  • Doe v. Wash. State Patrol, 90413–8.
    • United States
    • United States State Supreme Court of Washington
    • April 7, 2016
    ...” Graham v. State. Bar Ass'n, 86 Wash.2d 624, 626, 548 P.2d 310 (1976) (quoting State ex rel. Tattersall v. Yelle, 52 Wash.2d 856, 863, 329 P.2d 841 (1958) (holding that a statute calling the bar association an “agency of the state” did not use “agency” in the same sense as in a separate un......
  • Allan v. University of Washington, 67294-6.
    • United States
    • United States State Supreme Court of Washington
    • April 20, 2000
    ...476, 585 P.2d 71 (1978); Blondheim v. State, 84 Wash.2d 874, 529 P.2d 1096 (1975); State ex rel. Tattersall v. Yelle, 52 Wash.2d 856, 329 P.2d 841 (1958). Reagles v. Simpson, 72 Wash.2d 577, 585-86, 434 P.2d 559, (1967) obliquely, and Bolser v. Washington State Liquor Control Bd., 90 Wash.2......

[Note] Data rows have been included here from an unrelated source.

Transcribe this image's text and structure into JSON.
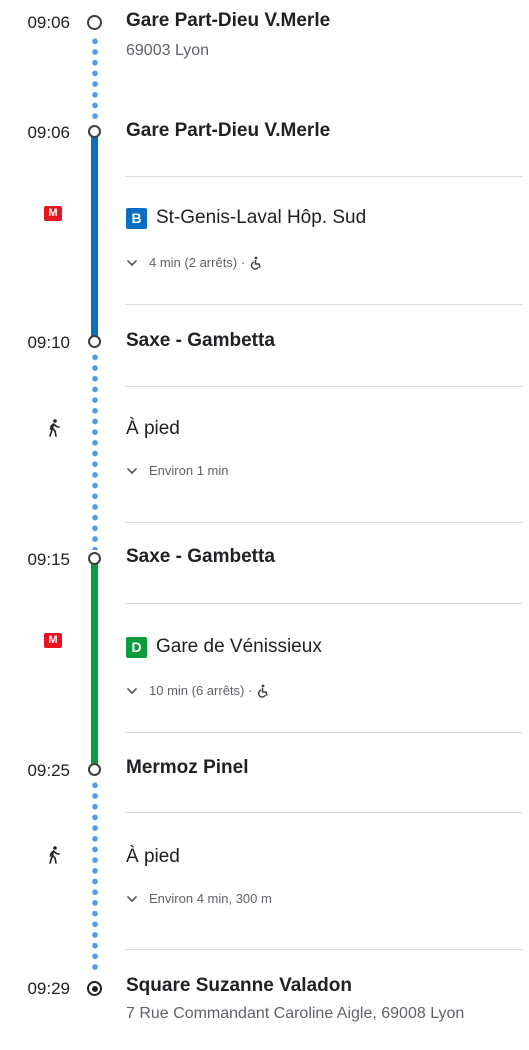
{
  "steps": {
    "start": {
      "time": "09:06",
      "title": "Gare Part-Dieu V.Merle",
      "address": "69003 Lyon"
    },
    "board1": {
      "time": "09:06",
      "title": "Gare Part-Dieu V.Merle"
    },
    "ride1": {
      "mode_icon": "metro-icon",
      "mode_label": "M",
      "line": "B",
      "line_color": "#0a6fc2",
      "destination": "St-Genis-Laval Hôp. Sud",
      "detail": "4 min (2 arrêts) ·"
    },
    "alight1": {
      "time": "09:10",
      "title": "Saxe - Gambetta"
    },
    "walk1": {
      "icon": "walking-icon",
      "label": "À pied",
      "detail": "Environ 1 min"
    },
    "board2": {
      "time": "09:15",
      "title": "Saxe - Gambetta"
    },
    "ride2": {
      "mode_icon": "metro-icon",
      "mode_label": "M",
      "line": "D",
      "line_color": "#0d9b3e",
      "destination": "Gare de Vénissieux",
      "detail": "10 min (6 arrêts) ·"
    },
    "alight2": {
      "time": "09:25",
      "title": "Mermoz Pinel"
    },
    "walk2": {
      "icon": "walking-icon",
      "label": "À pied",
      "detail": "Environ 4 min, 300 m"
    },
    "end": {
      "time": "09:29",
      "title": "Square Suzanne Valadon",
      "address": "7 Rue Commandant Caroline Aigle, 69008 Lyon"
    }
  },
  "colors": {
    "walk_dots": "#4c9cf0",
    "metro_red": "#e8141f"
  }
}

  • State v. Herrmann, 44364
    • United States
    • United States State Supreme Court of Washington
    • December 15, 1977
    ...and shall perform such other duties as may be prescribed by law. Plaintiff, citing State ex rel. Tattersall v. Yelle, 52 Wash.2d 856, 329 P.2d 841 (1958), raises the question as to whether, as a statutory rather than a constitutional officer, the Insurance Commissioner has a right to any re......
  • Request a trial to view additional results

VLEX uses login cookies to provide you with a better browsing experience. If you click on 'Accept' or continue browsing this site we consider that you accept our cookie policy. ACCEPT